**Dataset rows describing interfaces**:
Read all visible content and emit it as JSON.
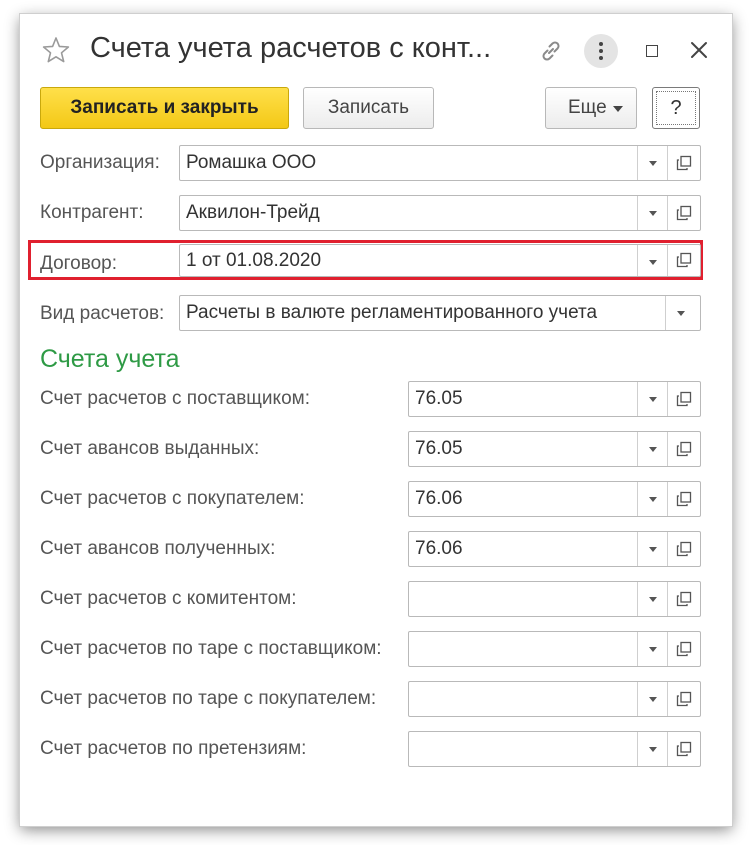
{
  "window": {
    "title": "Счета учета расчетов с конт..."
  },
  "toolbar": {
    "save_close_label": "Записать и закрыть",
    "save_label": "Записать",
    "more_label": "Еще",
    "help_label": "?"
  },
  "fields": {
    "organization": {
      "label": "Организация:",
      "value": "Ромашка ООО"
    },
    "counterparty": {
      "label": "Контрагент:",
      "value": "Аквилон-Трейд"
    },
    "contract": {
      "label": "Договор:",
      "value": "1 от 01.08.2020"
    },
    "settlement_type": {
      "label": "Вид расчетов:",
      "value": "Расчеты в валюте регламентированного учета"
    }
  },
  "accounts": {
    "section_title": "Счета учета",
    "rows": [
      {
        "label": "Счет расчетов с поставщиком:",
        "value": "76.05"
      },
      {
        "label": "Счет авансов выданных:",
        "value": "76.05"
      },
      {
        "label": "Счет расчетов с покупателем:",
        "value": "76.06"
      },
      {
        "label": "Счет авансов полученных:",
        "value": "76.06"
      },
      {
        "label": "Счет расчетов с комитентом:",
        "value": ""
      },
      {
        "label": "Счет расчетов по таре с поставщиком:",
        "value": ""
      },
      {
        "label": "Счет расчетов по таре с покупателем:",
        "value": ""
      },
      {
        "label": "Счет расчетов по претензиям:",
        "value": ""
      }
    ]
  },
  "colors": {
    "primary_button": "#f3c816",
    "section_title": "#2e9a45",
    "highlight_border": "#e0202f"
  }
}
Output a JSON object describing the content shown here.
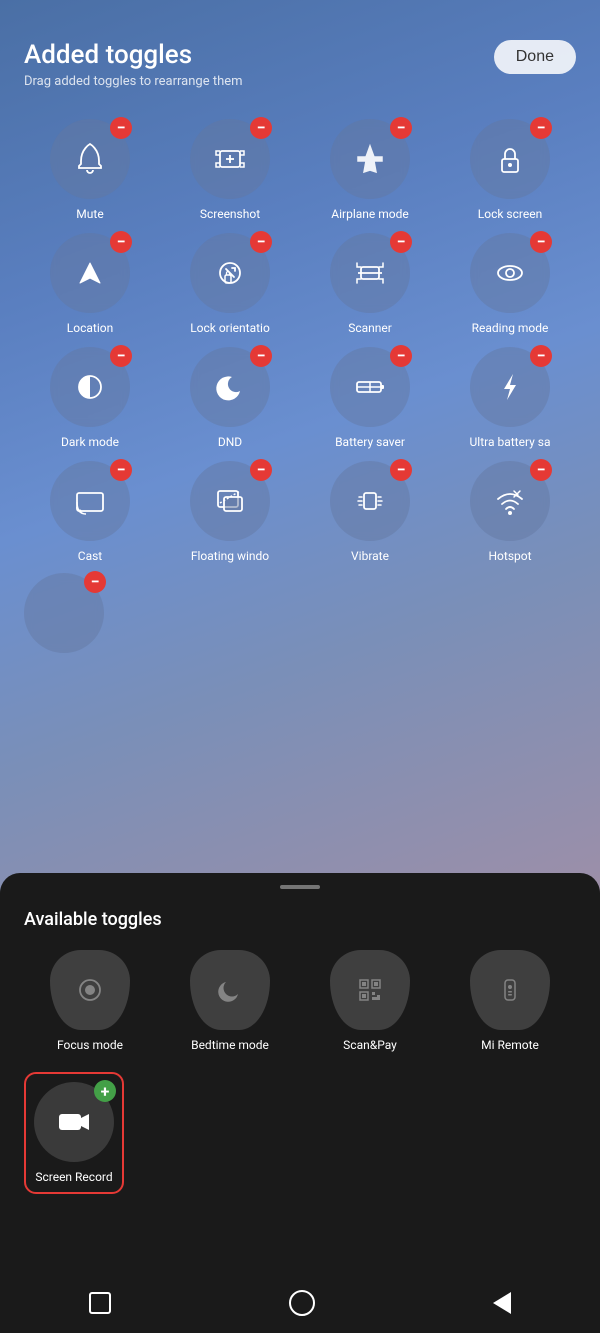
{
  "header": {
    "title": "Added toggles",
    "subtitle": "Drag added toggles to rearrange them",
    "done_label": "Done"
  },
  "added_toggles": [
    {
      "id": "mute",
      "label": "Mute",
      "icon": "bell"
    },
    {
      "id": "screenshot",
      "label": "Screenshot",
      "icon": "screenshot"
    },
    {
      "id": "airplane",
      "label": "Airplane mode",
      "icon": "airplane"
    },
    {
      "id": "lockscreen",
      "label": "Lock screen",
      "icon": "lock"
    },
    {
      "id": "location",
      "label": "Location",
      "icon": "location"
    },
    {
      "id": "lock-orientation",
      "label": "Lock orientatio",
      "icon": "lock-orientation"
    },
    {
      "id": "scanner",
      "label": "Scanner",
      "icon": "scanner"
    },
    {
      "id": "reading-mode",
      "label": "Reading mode",
      "icon": "eye"
    },
    {
      "id": "dark-mode",
      "label": "Dark mode",
      "icon": "half-circle"
    },
    {
      "id": "dnd",
      "label": "DND",
      "icon": "moon"
    },
    {
      "id": "battery-saver",
      "label": "Battery saver",
      "icon": "battery"
    },
    {
      "id": "ultra-battery",
      "label": "Ultra battery sa",
      "icon": "bolt"
    },
    {
      "id": "cast",
      "label": "Cast",
      "icon": "cast"
    },
    {
      "id": "floating-window",
      "label": "Floating windo",
      "icon": "float"
    },
    {
      "id": "vibrate",
      "label": "Vibrate",
      "icon": "vibrate"
    },
    {
      "id": "hotspot",
      "label": "Hotspot",
      "icon": "wifi"
    }
  ],
  "available_section_title": "Available toggles",
  "available_toggles": [
    {
      "id": "focus-mode",
      "label": "Focus mode",
      "icon": "focus"
    },
    {
      "id": "bedtime-mode",
      "label": "Bedtime mode",
      "icon": "bedtime"
    },
    {
      "id": "scan-pay",
      "label": "Scan&Pay",
      "icon": "scanpay"
    },
    {
      "id": "mi-remote",
      "label": "Mi Remote",
      "icon": "remote"
    }
  ],
  "screen_record": {
    "label": "Screen Record",
    "icon": "camera-video"
  },
  "nav": {
    "square": "recent-apps",
    "circle": "home",
    "triangle": "back"
  }
}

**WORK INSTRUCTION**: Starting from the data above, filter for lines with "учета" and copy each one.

**WRITTEN RESPONSE**:
    "title": "Счета учета расчетов с конт..."
      "value": "Расчеты в валюте регламентированного учета"
    "section_title": "Счета учета",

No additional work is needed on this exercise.